The national debate over affirmative action appears to be headed back to the U.S. Supreme Court. Yesterday the U.S. Court of Appeals for the 5th Circuit declined to rehear the case of Fisher v. University of Texas at Austin with a full panel of judges. That refusal leaves the U.S. Supreme Court as the next and final step in the appeals process. Don't be surprised if the Court agrees to take the case.
If the name Fisher v. University of Texas at Austin sounds familiar, that's because the Supreme Court already issued one ruling on it back in June 2013. At issue was whether that state university had violated the Equal Protection Clause of the 14th Amendment by taking race into account when making undergraduate admissions decisions. In a surprising decision, however, the Court avoided the constitutional debate over affirmative action by ordering the 5th Circuit to rehear the case and reconsider the contested university policy under the appropriate level of strict judicial scrutiny.

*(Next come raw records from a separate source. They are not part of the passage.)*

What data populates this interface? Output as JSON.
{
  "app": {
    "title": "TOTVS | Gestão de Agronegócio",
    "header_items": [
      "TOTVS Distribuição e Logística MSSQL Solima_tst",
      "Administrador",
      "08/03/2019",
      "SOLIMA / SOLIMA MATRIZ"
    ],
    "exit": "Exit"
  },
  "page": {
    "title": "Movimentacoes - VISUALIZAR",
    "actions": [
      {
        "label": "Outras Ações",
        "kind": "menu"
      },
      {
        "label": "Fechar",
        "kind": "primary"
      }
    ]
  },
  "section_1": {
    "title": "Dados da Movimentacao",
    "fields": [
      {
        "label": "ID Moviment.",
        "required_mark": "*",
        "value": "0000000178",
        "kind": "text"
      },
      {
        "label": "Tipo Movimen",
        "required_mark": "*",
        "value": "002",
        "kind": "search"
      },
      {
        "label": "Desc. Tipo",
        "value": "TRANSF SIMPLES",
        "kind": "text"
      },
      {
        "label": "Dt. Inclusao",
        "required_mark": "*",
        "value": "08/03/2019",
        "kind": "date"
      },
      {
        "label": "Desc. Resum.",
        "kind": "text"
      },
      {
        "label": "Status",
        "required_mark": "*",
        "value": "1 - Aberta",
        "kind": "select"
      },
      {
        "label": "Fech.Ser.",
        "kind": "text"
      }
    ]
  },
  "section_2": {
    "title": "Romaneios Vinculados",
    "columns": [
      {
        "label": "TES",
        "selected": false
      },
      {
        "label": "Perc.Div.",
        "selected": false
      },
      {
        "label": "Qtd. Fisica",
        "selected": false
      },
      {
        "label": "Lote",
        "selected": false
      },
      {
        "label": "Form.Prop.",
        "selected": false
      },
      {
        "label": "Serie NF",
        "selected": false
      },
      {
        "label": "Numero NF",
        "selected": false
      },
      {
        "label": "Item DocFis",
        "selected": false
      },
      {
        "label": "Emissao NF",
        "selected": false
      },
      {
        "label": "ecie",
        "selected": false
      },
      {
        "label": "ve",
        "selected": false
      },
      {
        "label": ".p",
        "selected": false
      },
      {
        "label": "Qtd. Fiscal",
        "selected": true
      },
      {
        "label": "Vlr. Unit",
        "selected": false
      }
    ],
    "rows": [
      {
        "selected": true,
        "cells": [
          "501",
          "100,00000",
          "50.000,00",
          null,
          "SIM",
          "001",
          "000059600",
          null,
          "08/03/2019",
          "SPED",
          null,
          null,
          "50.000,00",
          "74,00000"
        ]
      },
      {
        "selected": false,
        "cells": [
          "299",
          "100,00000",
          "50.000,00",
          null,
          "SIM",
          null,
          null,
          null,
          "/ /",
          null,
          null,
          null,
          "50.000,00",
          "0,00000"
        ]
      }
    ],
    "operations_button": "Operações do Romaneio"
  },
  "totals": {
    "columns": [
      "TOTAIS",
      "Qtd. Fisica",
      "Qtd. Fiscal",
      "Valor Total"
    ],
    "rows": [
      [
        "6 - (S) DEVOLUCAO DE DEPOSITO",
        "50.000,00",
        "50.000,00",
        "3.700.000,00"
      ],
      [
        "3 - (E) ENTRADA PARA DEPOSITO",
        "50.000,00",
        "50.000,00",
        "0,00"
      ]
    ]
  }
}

Why did the Supreme Court call for a do-over? According to the majority opinion of Justice Anthony Kennedy, the 5th Circuit erred "by deferring to the University's good faith in its use of racial classifications." The second time around, Kennedy ordered, "the admissions process [must] be considered and judged under a correct analysis." (Writing separately in Fisher, Justice Clarence Thomas stated that he would "hold that a State's use of race in higher education admissions decisions is categorically prohibited by the Equal Protection Clause.")
The 5th Circuit subsequently reheard the case yet still reached the same outcome, voting once more in favor of the state university and its race-conscious admissions policy. Did the 5th Circuit apply strict scrutiny that time around? The court certainly said that it did, but Justice Kennedy and his colleagues are unlikely to take the tribunal at its word. All things considered, Fisher stands a good chance of returning to the High Court's docket sometime in 2015.